#### Exercise objective:
Please count how many lines of the data include the word "your". Give only that number in reply.

Given data Block Start

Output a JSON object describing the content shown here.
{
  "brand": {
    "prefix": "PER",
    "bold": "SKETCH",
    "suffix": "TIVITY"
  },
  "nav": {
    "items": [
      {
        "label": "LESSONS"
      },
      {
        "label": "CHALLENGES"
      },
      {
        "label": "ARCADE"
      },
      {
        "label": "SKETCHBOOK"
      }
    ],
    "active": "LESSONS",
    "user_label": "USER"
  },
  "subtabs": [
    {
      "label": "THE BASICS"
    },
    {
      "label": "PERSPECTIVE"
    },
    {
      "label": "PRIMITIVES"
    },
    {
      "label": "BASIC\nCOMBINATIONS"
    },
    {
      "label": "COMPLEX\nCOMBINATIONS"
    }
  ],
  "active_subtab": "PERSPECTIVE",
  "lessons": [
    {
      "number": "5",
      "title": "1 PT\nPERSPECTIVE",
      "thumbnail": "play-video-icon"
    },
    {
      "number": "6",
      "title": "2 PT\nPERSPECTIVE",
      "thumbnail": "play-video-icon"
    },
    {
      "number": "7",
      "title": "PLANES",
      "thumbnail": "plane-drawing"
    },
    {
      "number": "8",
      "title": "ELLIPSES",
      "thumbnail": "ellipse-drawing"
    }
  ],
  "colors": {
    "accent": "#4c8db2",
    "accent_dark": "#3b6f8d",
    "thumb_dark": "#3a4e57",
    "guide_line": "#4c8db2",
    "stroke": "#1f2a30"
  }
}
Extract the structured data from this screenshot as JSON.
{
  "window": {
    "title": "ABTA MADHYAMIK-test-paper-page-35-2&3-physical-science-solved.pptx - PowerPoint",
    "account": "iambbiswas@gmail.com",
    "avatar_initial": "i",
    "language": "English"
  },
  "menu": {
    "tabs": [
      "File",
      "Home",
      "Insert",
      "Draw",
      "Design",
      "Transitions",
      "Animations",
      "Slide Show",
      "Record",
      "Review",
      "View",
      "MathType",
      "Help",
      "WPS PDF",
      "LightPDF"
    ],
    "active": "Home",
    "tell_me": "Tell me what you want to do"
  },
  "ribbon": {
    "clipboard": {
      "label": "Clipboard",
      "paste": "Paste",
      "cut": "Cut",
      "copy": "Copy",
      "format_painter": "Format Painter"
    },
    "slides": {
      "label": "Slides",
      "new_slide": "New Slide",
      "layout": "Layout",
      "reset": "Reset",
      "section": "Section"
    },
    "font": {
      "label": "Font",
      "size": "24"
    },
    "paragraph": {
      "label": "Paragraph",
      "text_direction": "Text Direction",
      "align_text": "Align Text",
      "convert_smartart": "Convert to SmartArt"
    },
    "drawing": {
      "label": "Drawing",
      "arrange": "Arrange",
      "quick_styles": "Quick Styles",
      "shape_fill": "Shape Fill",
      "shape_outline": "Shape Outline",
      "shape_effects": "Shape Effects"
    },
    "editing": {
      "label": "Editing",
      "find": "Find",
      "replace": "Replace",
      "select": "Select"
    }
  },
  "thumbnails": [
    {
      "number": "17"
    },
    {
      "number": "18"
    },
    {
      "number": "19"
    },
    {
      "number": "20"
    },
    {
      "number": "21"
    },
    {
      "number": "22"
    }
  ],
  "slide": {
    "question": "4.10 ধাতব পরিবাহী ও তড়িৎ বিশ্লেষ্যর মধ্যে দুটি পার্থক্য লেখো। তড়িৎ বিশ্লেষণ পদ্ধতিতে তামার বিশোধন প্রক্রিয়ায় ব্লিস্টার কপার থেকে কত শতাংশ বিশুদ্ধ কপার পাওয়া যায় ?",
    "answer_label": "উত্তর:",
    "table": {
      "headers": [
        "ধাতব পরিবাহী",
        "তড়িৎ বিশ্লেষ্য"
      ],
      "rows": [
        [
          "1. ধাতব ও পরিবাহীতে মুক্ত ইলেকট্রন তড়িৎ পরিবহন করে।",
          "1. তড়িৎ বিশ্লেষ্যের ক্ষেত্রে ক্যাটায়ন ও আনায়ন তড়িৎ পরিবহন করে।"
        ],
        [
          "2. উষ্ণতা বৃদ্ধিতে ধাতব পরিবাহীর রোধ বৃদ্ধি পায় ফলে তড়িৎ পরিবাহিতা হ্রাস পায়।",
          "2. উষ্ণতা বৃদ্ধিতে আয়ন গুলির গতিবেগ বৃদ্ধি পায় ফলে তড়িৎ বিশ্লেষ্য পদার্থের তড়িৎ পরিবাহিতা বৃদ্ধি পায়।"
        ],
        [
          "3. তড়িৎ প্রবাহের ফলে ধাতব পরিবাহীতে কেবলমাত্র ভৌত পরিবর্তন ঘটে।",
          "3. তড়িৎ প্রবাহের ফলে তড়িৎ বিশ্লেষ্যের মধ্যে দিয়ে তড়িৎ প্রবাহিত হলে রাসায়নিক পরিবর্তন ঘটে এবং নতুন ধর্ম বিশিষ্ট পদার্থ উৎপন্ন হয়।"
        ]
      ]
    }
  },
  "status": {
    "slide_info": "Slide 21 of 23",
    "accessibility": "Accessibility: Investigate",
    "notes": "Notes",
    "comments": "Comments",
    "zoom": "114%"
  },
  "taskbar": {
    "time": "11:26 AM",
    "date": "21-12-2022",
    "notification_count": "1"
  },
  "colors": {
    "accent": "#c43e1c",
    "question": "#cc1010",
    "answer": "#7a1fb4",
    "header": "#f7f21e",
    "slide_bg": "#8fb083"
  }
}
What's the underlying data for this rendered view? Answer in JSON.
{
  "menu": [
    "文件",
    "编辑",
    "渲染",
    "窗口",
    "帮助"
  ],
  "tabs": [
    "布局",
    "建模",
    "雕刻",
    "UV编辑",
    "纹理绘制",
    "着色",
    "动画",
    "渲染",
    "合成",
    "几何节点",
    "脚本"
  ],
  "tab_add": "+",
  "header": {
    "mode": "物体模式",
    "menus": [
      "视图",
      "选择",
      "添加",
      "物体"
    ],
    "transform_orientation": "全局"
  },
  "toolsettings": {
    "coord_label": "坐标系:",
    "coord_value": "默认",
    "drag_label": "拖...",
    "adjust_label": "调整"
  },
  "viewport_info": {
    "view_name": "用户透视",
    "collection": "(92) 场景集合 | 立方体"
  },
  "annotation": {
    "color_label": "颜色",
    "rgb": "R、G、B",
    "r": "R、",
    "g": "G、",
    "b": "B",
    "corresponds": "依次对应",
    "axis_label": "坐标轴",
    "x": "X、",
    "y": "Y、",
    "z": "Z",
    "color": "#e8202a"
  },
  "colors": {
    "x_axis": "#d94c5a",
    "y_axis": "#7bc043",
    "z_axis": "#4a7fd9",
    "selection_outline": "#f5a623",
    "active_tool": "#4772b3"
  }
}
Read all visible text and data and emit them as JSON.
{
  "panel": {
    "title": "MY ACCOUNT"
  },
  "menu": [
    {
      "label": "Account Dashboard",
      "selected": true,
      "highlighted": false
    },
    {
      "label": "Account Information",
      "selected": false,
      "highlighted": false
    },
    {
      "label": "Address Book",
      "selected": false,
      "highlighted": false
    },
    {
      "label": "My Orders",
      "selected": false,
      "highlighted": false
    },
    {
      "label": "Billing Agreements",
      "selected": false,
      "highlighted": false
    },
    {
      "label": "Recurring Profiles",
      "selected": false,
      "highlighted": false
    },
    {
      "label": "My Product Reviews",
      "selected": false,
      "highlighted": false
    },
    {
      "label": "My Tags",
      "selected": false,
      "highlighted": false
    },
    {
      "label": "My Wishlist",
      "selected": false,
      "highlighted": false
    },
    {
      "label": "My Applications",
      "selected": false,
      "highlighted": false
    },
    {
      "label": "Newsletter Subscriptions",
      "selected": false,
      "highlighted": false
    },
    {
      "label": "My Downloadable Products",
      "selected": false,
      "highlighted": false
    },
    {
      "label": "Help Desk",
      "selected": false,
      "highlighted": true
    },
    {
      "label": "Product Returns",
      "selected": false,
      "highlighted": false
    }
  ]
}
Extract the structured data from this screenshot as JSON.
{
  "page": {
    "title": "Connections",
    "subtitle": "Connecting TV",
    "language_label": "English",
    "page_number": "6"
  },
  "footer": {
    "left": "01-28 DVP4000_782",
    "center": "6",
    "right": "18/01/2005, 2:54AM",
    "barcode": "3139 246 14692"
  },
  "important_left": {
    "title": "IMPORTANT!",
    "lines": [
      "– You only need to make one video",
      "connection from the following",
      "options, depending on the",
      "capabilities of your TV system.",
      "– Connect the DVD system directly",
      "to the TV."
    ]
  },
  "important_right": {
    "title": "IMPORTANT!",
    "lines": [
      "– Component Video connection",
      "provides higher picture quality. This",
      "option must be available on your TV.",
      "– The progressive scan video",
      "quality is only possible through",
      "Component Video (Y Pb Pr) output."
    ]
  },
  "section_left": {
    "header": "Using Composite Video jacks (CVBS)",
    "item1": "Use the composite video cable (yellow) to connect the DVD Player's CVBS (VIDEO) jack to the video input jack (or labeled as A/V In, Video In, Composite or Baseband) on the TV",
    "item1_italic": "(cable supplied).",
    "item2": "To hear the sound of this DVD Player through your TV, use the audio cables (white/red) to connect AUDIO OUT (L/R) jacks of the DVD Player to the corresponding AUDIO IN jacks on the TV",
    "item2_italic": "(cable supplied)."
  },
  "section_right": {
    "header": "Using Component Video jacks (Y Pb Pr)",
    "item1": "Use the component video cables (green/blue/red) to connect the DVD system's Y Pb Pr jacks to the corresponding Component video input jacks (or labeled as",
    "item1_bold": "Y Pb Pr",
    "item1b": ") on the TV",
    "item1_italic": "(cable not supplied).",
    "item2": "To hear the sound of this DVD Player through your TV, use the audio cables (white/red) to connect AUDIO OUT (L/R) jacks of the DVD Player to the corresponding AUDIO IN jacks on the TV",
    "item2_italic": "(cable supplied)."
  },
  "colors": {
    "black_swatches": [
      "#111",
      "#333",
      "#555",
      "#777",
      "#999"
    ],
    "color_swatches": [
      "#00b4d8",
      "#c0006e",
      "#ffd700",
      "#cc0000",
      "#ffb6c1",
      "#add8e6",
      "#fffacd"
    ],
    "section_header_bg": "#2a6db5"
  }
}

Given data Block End

#### Task answer:
4